I’ll say it again. I’m not ashamed of my children, but it makes me wonder if it’s even worth mentioning during the interview process.

I am capable of much more than being a mom. I pursued a life in marketing and paid good money for that dream to become a reality. The student debt still hangs over me and will be there for a long time. I owe it to my education and life to succeed in the field I am good at.

But it’s not about the money. Our bills are paid and we live comfortably.

It’s about the career. It’s about the passion and the work and the sense of accomplishment. It’s about the company culture and deadlines and clients. It’s about the stress and job well done. It’s about so much more than a salary.

It’s about being fulfilled as a person, and not as a mom.

Employers. Please don’t pigeonhole me for being fertile.

In fact, don’t discriminate against any hardworking, career-oriented mothers. Women are great at multitasking and we’re more than capable of juggling a career and children. Give us a shot. I’m sure we’ll all surprise you.

On a lighter note, this has opened up a new opportunity for me, one that is directed at giving up on finding employment and taking the reigns to create it. That’s right.

I am (slowly) looking to start my own business in providing content marketing services.

It may sound exciting and admirable, but the truth is that I’m terrified to take that step. To sacrifice security and comfort and to attempt something that could fail is something I have to constantly convince myself of being the right decision.

It’s a thought that I have abandoned and resurrected about a hundred times.

All that to say, sometimes us hardworking moms just need to create our own opportunities, and many already have.

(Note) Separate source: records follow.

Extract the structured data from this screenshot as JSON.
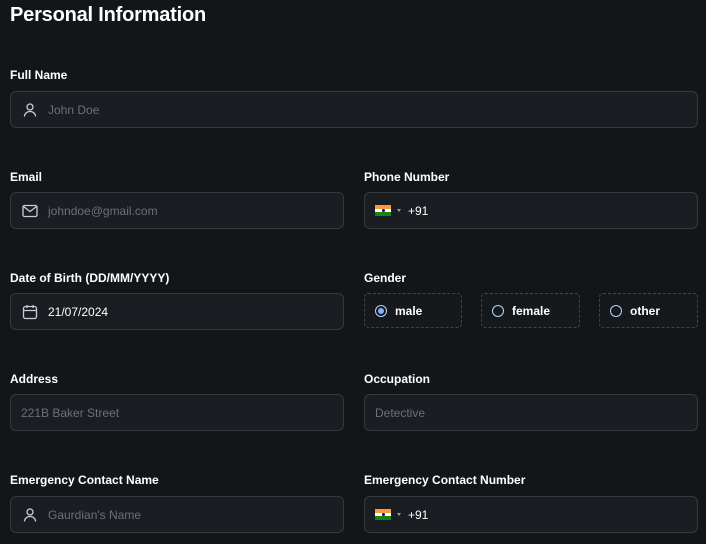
{
  "form": {
    "title": "Personal Information",
    "full_name": {
      "label": "Full Name",
      "placeholder": "John Doe"
    },
    "email": {
      "label": "Email",
      "placeholder": "johndoe@gmail.com"
    },
    "phone": {
      "label": "Phone Number",
      "value": "+91",
      "flag_icon": "india-flag-icon"
    },
    "dob": {
      "label": "Date of Birth (DD/MM/YYYY)",
      "value": "21/07/2024"
    },
    "gender": {
      "label": "Gender",
      "options": [
        {
          "label": "male",
          "selected": true
        },
        {
          "label": "female",
          "selected": false
        },
        {
          "label": "other",
          "selected": false
        }
      ]
    },
    "address": {
      "label": "Address",
      "placeholder": "221B Baker Street"
    },
    "occupation": {
      "label": "Occupation",
      "placeholder": "Detective"
    },
    "emergency_name": {
      "label": "Emergency Contact Name",
      "placeholder": "Gaurdian's Name"
    },
    "emergency_number": {
      "label": "Emergency Contact Number",
      "value": "+91",
      "flag_icon": "india-flag-icon"
    }
  },
  "colors": {
    "background": "#131619",
    "field_background": "#1a1d21",
    "field_border": "#363a3d",
    "placeholder": "#6b7177",
    "radio_accent": "#7fb2ff"
  }
}
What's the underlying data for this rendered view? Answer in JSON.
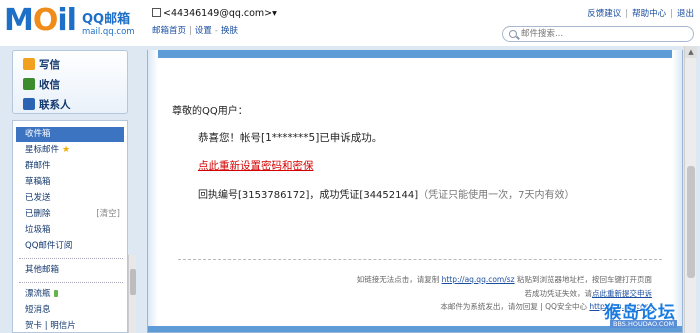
{
  "header": {
    "logo_text": "MOil",
    "brand": "QQ邮箱",
    "brand_domain": "mail.qq.com",
    "account": "<44346149@qq.com>",
    "account_caret": "▾",
    "sub_links": [
      "邮箱首页",
      "设置",
      "换肤"
    ],
    "top_links": [
      "反馈建议",
      "帮助中心",
      "退出"
    ],
    "search_placeholder": "邮件搜索..."
  },
  "sidebar": {
    "actions": [
      {
        "label": "写信",
        "icon": "pencil-icon"
      },
      {
        "label": "收信",
        "icon": "inbox-download-icon"
      },
      {
        "label": "联系人",
        "icon": "contacts-icon"
      }
    ],
    "folders": [
      {
        "label": "收件箱"
      },
      {
        "label": "星标邮件",
        "suffix": "★"
      },
      {
        "label": "群邮件"
      },
      {
        "label": "草稿箱"
      },
      {
        "label": "已发送"
      },
      {
        "label": "已删除",
        "extra": "[清空]"
      },
      {
        "label": "垃圾箱"
      },
      {
        "label": "QQ邮件订阅"
      }
    ],
    "extras": [
      "其他邮箱",
      "漂流瓶",
      "短消息",
      "贺卡 | 明信片"
    ]
  },
  "message": {
    "greeting": "尊敬的QQ用户：",
    "success": "恭喜您！帐号[1*******5]已申诉成功。",
    "reset_link": "点此重新设置密码和密保",
    "receipt": "回执编号[3153786172]，成功凭证[34452144]",
    "receipt_note": "（凭证只能使用一次，7天内有效）",
    "footer": {
      "line1_prefix": "如链接无法点击，请复制",
      "line1_link": "http://aq.qq.com/sz",
      "line1_suffix": "粘贴到浏览器地址栏，按回车键打开页面",
      "line2_prefix": "若成功凭证失效，请",
      "line2_link": "点此重新提交申诉",
      "line3_prefix": "本邮件为系统发出，请勿回复 | QQ安全中心",
      "line3_link": "http://aq.qq.com"
    }
  },
  "watermark": {
    "text": "猴岛论坛",
    "sub": "BBS.HOUDAO.COM"
  },
  "colors": {
    "brand_blue": "#1e6fc8",
    "link_red": "#d40000",
    "active_folder": "#3d74c2",
    "frame_bg": "#dde8f3"
  }
}
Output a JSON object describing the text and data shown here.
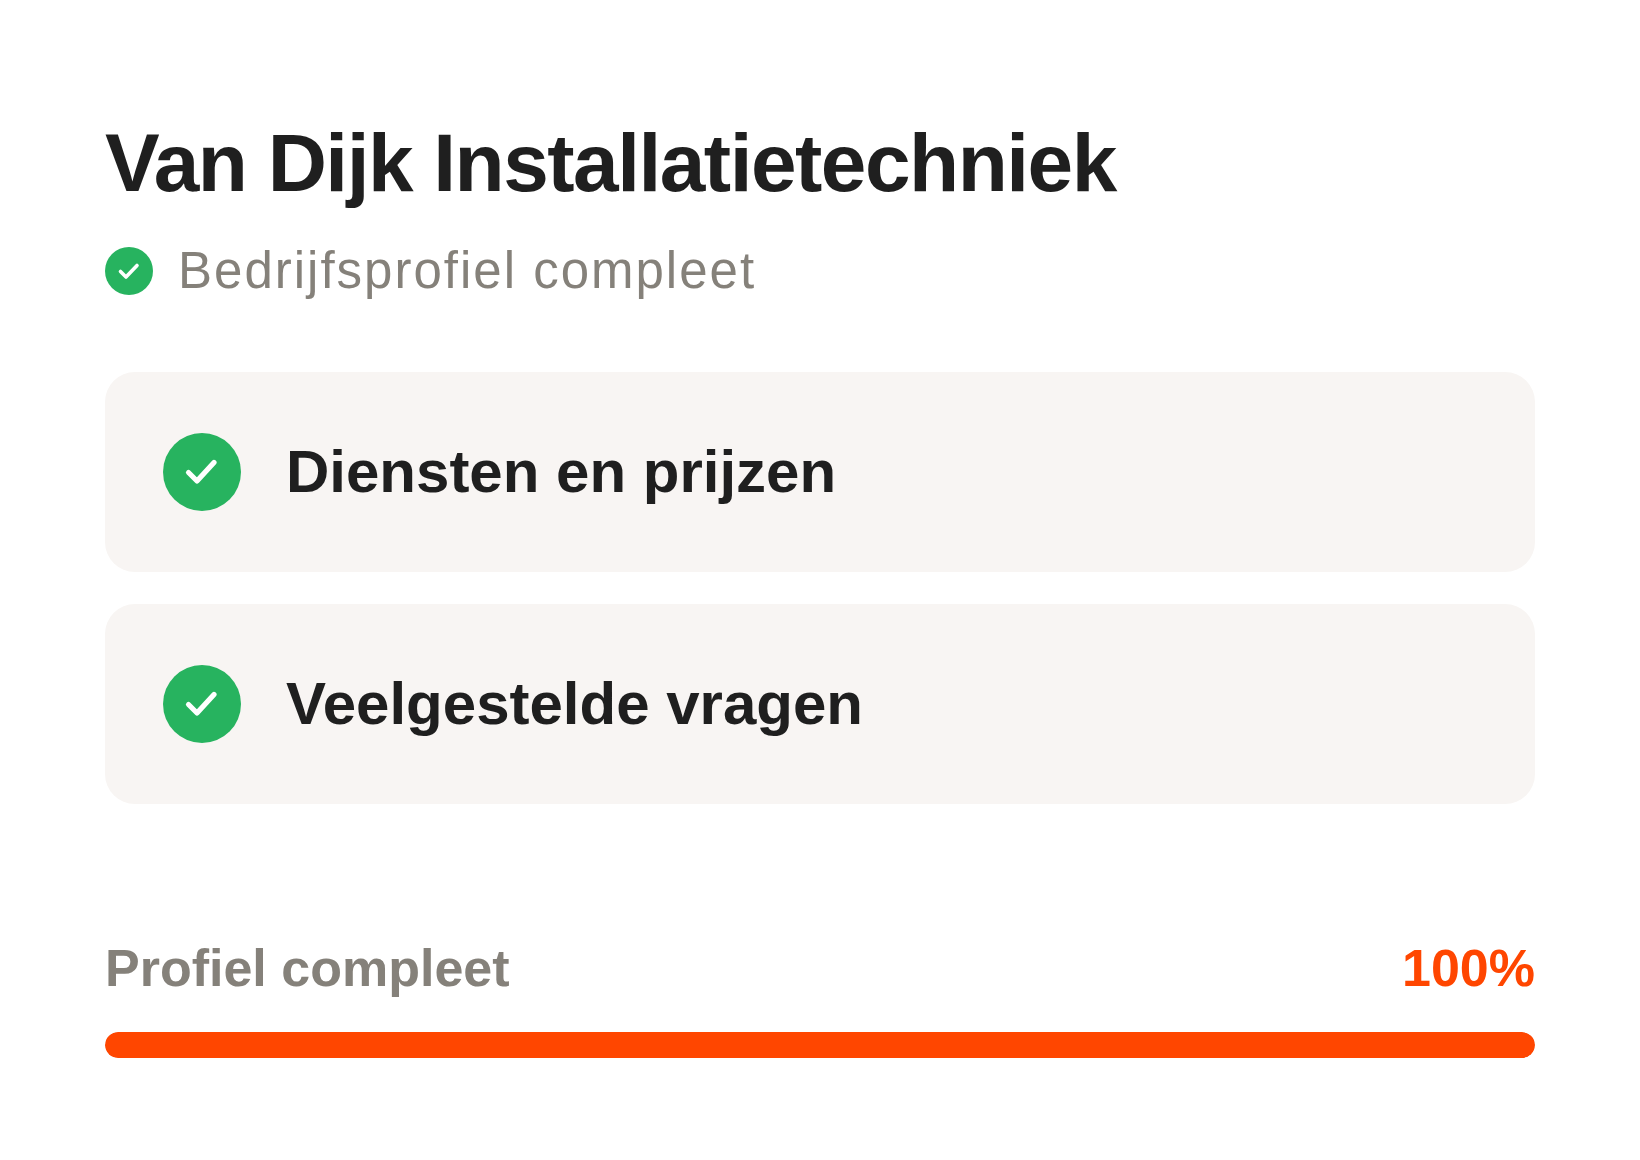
{
  "title": "Van Dijk Installatietechniek",
  "status": {
    "label": "Bedrijfsprofiel compleet",
    "complete": true
  },
  "sections": [
    {
      "label": "Diensten en prijzen",
      "complete": true
    },
    {
      "label": "Veelgestelde vragen",
      "complete": true
    }
  ],
  "progress": {
    "label": "Profiel compleet",
    "reading": "100%",
    "level": 1
  }
}
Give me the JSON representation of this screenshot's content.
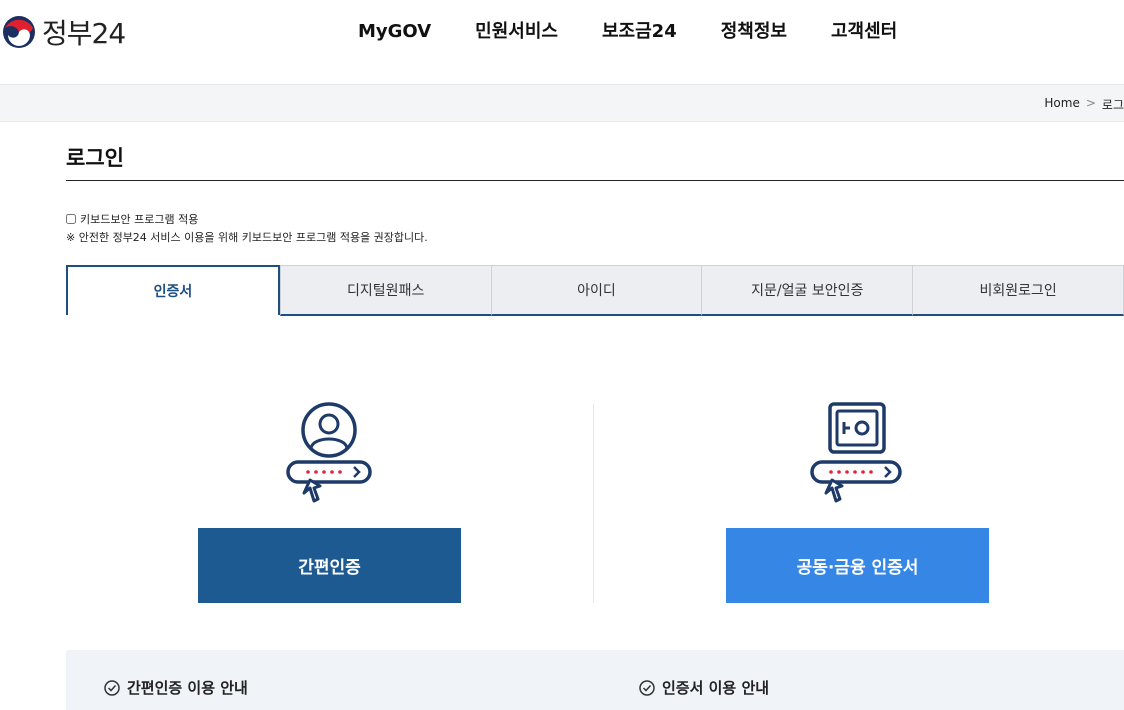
{
  "header": {
    "logo_text": "정부24",
    "nav": [
      "MyGOV",
      "민원서비스",
      "보조금24",
      "정책정보",
      "고객센터"
    ]
  },
  "breadcrumb": {
    "home": "Home",
    "sep": ">",
    "current": "로그"
  },
  "page": {
    "title": "로그인",
    "keyboard_security_label": "키보드보안 프로그램 적용",
    "keyboard_security_note": "※ 안전한 정부24 서비스 이용을 위해 키보드보안 프로그램 적용을 권장합니다."
  },
  "tabs": [
    "인증서",
    "디지털원패스",
    "아이디",
    "지문/얼굴 보안인증",
    "비회원로그인"
  ],
  "login": {
    "simple_auth_button": "간편인증",
    "cert_button": "공동·금융 인증서"
  },
  "info": {
    "simple_guide": "간편인증 이용 안내",
    "cert_guide": "인증서 이용 안내"
  },
  "colors": {
    "primary_dark": "#1d5a91",
    "primary_light": "#3686e6",
    "tab_border": "#1d4f83"
  }
}
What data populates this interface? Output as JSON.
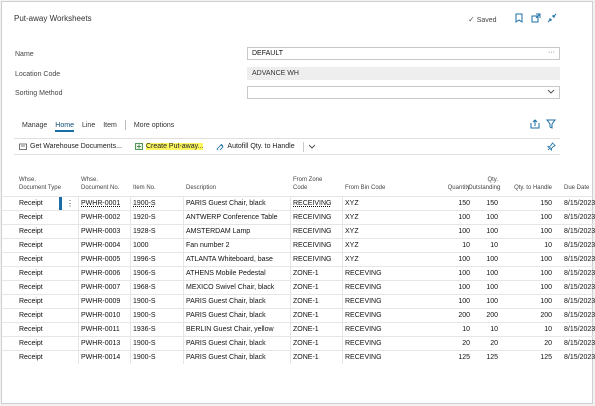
{
  "header": {
    "title": "Put-away Worksheets",
    "saved_label": "Saved"
  },
  "form": {
    "name_label": "Name",
    "name_value": "DEFAULT",
    "location_label": "Location Code",
    "location_value": "ADVANCE WH",
    "sorting_label": "Sorting Method",
    "sorting_value": ""
  },
  "tabs": [
    "Manage",
    "Home",
    "Line",
    "Item",
    "More options"
  ],
  "actions": {
    "get_docs": "Get Warehouse Documents...",
    "create_putaway": "Create Put-away...",
    "autofill": "Autofill Qty. to Handle"
  },
  "columns": {
    "doc_type": "Whse. Document Type",
    "doc_no": "Whse. Document No.",
    "item_no": "Item No.",
    "description": "Description",
    "from_zone": "From Zone Code",
    "from_bin": "From Bin Code",
    "quantity": "Quantity",
    "qty_outstanding": "Qty. Outstanding",
    "qty_to_handle": "Qty. to Handle",
    "due_date": "Due Date"
  },
  "rows": [
    {
      "type": "Receipt",
      "doc": "PWHR-0001",
      "item": "1900-S",
      "desc": "PARIS Guest Chair, black",
      "zone": "RECEIVING",
      "bin": "XYZ",
      "qty": "150",
      "out": "150",
      "handle": "150",
      "due": "8/15/2023"
    },
    {
      "type": "Receipt",
      "doc": "PWHR-0002",
      "item": "1920-S",
      "desc": "ANTWERP Conference Table",
      "zone": "RECEIVING",
      "bin": "XYZ",
      "qty": "100",
      "out": "100",
      "handle": "100",
      "due": "8/15/2023"
    },
    {
      "type": "Receipt",
      "doc": "PWHR-0003",
      "item": "1928-S",
      "desc": "AMSTERDAM Lamp",
      "zone": "RECEIVING",
      "bin": "XYZ",
      "qty": "100",
      "out": "100",
      "handle": "100",
      "due": "8/15/2023"
    },
    {
      "type": "Receipt",
      "doc": "PWHR-0004",
      "item": "1000",
      "desc": "Fan number 2",
      "zone": "RECEIVING",
      "bin": "XYZ",
      "qty": "10",
      "out": "10",
      "handle": "10",
      "due": "8/15/2023"
    },
    {
      "type": "Receipt",
      "doc": "PWHR-0005",
      "item": "1996-S",
      "desc": "ATLANTA Whiteboard, base",
      "zone": "RECEIVING",
      "bin": "XYZ",
      "qty": "100",
      "out": "100",
      "handle": "100",
      "due": "8/15/2023"
    },
    {
      "type": "Receipt",
      "doc": "PWHR-0006",
      "item": "1906-S",
      "desc": "ATHENS Mobile Pedestal",
      "zone": "ZONE-1",
      "bin": "RECEVING",
      "qty": "100",
      "out": "100",
      "handle": "100",
      "due": "8/15/2023"
    },
    {
      "type": "Receipt",
      "doc": "PWHR-0007",
      "item": "1968-S",
      "desc": "MEXICO Swivel Chair, black",
      "zone": "ZONE-1",
      "bin": "RECEVING",
      "qty": "100",
      "out": "100",
      "handle": "100",
      "due": "8/15/2023"
    },
    {
      "type": "Receipt",
      "doc": "PWHR-0009",
      "item": "1900-S",
      "desc": "PARIS Guest Chair, black",
      "zone": "ZONE-1",
      "bin": "RECEVING",
      "qty": "100",
      "out": "100",
      "handle": "100",
      "due": "8/15/2023"
    },
    {
      "type": "Receipt",
      "doc": "PWHR-0010",
      "item": "1900-S",
      "desc": "PARIS Guest Chair, black",
      "zone": "ZONE-1",
      "bin": "RECEVING",
      "qty": "200",
      "out": "200",
      "handle": "200",
      "due": "8/15/2023"
    },
    {
      "type": "Receipt",
      "doc": "PWHR-0011",
      "item": "1936-S",
      "desc": "BERLIN Guest Chair, yellow",
      "zone": "ZONE-1",
      "bin": "RECEVING",
      "qty": "10",
      "out": "10",
      "handle": "10",
      "due": "8/15/2023"
    },
    {
      "type": "Receipt",
      "doc": "PWHR-0013",
      "item": "1900-S",
      "desc": "PARIS Guest Chair, black",
      "zone": "ZONE-1",
      "bin": "RECEVING",
      "qty": "20",
      "out": "20",
      "handle": "20",
      "due": "8/15/2023"
    },
    {
      "type": "Receipt",
      "doc": "PWHR-0014",
      "item": "1900-S",
      "desc": "PARIS Guest Chair, black",
      "zone": "ZONE-1",
      "bin": "RECEVING",
      "qty": "125",
      "out": "125",
      "handle": "125",
      "due": "8/15/2023"
    }
  ],
  "colors": {
    "accent": "#1b6ea5",
    "highlight": "#fbf560"
  }
}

To those who don’t let motherhood define them, you’re a rock star. Email me and let me know how you managed to take that next step for you and your family.